      When I was living in Xi'an in 1996-1997, I lived on these. I was living on campus in North-West University (西北大学) and right outside the school gate was a street lined with cheap food joints, most of which would serve you one. I had one favourite place which I still head to when I visit. First thing I do when I get off the train.
       
      What I eat is Cumin Beef Jia Mo (孜然牛肉夹馍 zī rán niú ròu jiá mò). The beef is stir fried or grilled/BBQd with cumin and mild green peppers. It is also given a bit of a kick with red chill flakes.
       
      Here is a recipe wrested from the owner of my Xi'an favourite. So simple, yet so delicious.
       

      Lean Beef
       
      Fairly lean beef is cut into slivers
       

      Sliced  Beef
       

      Chopped garlic
       
      I use this single clove garlic from Sichuan, but regular garlic does just fine.
       
      The beef and garlic are mixed in a bowl and generously sprinkled with ground cumin. This is then moistened with a little light soy sauce and Shaoxing wine. You don't want to flood it. Set aside for as long as you can.
       

      Mild Green Chilli Pepper
       
      Take one or two mild green peppers and crush with the back of a knife, then slice roughly. You could de-seed if you prefer. I don't bother.
       

      Chopped Green Pepper
       
      Fire up the wok, add oil (I use rice bran oil, but any  vegetable oil except olive oil would be fine) and stir fry the meat mixture until the meat is just done. 
       

      Frying Tonight
       
      Then add the green peppers and fry until they are as you prefer them.
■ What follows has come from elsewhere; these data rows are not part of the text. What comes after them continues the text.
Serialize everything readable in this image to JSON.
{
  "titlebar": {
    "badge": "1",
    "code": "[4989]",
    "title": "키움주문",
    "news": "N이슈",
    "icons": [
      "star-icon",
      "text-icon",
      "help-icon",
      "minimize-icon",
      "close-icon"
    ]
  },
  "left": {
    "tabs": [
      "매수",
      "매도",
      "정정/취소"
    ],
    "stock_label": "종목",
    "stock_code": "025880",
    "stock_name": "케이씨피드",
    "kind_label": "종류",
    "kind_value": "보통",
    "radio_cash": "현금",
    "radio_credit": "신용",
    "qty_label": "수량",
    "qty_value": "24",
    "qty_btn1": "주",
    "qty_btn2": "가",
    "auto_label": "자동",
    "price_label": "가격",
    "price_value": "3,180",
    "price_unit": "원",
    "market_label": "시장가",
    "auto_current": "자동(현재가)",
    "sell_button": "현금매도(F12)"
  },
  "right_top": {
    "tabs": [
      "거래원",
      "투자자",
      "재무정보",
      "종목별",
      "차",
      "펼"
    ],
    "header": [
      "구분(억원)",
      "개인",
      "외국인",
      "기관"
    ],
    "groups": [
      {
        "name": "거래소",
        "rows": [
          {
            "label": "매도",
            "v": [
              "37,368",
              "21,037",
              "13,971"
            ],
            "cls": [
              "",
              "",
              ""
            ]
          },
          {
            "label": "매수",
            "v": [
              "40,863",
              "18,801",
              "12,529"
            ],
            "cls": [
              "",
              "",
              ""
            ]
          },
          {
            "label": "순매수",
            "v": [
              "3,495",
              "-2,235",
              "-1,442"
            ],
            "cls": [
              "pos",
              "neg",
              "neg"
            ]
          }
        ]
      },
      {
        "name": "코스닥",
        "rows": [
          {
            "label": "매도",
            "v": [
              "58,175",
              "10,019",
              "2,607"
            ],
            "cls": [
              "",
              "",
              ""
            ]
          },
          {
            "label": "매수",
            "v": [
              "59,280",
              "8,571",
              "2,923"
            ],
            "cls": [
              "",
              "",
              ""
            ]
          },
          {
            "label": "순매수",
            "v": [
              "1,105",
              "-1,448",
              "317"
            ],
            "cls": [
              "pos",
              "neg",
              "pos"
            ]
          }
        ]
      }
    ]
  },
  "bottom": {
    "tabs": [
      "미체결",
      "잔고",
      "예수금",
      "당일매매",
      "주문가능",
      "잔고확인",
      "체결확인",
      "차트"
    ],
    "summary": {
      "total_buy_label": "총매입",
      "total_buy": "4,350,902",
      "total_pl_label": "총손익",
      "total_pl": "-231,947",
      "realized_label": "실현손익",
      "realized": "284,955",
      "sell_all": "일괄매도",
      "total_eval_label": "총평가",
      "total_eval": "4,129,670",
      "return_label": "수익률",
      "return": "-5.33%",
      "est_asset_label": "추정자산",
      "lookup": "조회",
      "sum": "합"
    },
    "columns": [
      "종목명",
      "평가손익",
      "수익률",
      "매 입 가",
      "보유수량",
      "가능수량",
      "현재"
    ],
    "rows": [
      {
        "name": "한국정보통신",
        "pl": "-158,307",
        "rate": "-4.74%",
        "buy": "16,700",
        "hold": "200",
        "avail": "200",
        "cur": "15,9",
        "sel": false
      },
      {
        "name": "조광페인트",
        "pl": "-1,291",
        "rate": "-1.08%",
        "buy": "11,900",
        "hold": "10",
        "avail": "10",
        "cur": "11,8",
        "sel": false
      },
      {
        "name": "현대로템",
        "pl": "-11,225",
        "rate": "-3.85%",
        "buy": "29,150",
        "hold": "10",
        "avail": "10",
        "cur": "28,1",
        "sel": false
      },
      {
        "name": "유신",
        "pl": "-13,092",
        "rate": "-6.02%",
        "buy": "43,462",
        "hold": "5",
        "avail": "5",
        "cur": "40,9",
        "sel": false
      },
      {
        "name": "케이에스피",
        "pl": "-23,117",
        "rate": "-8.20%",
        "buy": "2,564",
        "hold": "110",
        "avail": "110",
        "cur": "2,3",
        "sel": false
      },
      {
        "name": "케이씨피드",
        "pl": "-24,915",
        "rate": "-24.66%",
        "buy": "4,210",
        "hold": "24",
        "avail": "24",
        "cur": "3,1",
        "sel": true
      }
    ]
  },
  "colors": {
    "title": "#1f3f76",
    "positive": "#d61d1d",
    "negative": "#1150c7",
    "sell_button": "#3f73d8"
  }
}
I tend to like them still with a bit of crunch, so slightly under-cook them
       

      In with the peppers
       
      You will, of course, have prepared the bread. The sandwiches are made with a type of flat bread known as 白吉饼 (bái jí bǐng; literally "white lucky cake-shape"). The ones here are store bought but I often make them. Recipe below.
       

      Bai Ji Bing
       
      Take one and split it. Test the seasoning of the filling, adding salt if necessary. It may not need it because of the soy sauce. 
       

      Nearly there
       
      Cover to make a sandwich  and enjoy. You will see that I have used a bunch of kitchen paper to hold the sandwich and to soak up any escaping juices. But it should be fairly dry.
       

      The final product.
       
      Note: I usually cook the meat and pepper in batches. Enough for one sandwich per person at a time. If we need another (and we usually do) I start the next batch. 
       
       
      Bread Recipe
       
       
      350g plain flour
      140ml water
      1/2 teaspoon instant yeast

      Mix the yeast with the flour and stir in the water. Continue stirring until a dough forms. Knead until smooth. Cover with a damp towel or plastic wrap and leave to rise by about one third. (maybe 30-40 minutes).
       
      Knead again to remove any air then roll the dough into a log shape around 5cm in diameter, then cut into six portions. Press these into a circle shape using a rolling pin. You want to end up with 1.5cm thick buns. 
       
      Preheat oven to 190C/370F.
       
      Dry fry the buns in a skillet until they take on some colour about a minute or less on each side, then finish in the oven for ten minutes. Allow to cool before using.
  • Recently Browsing   0 members

    No registered users viewing this page.

×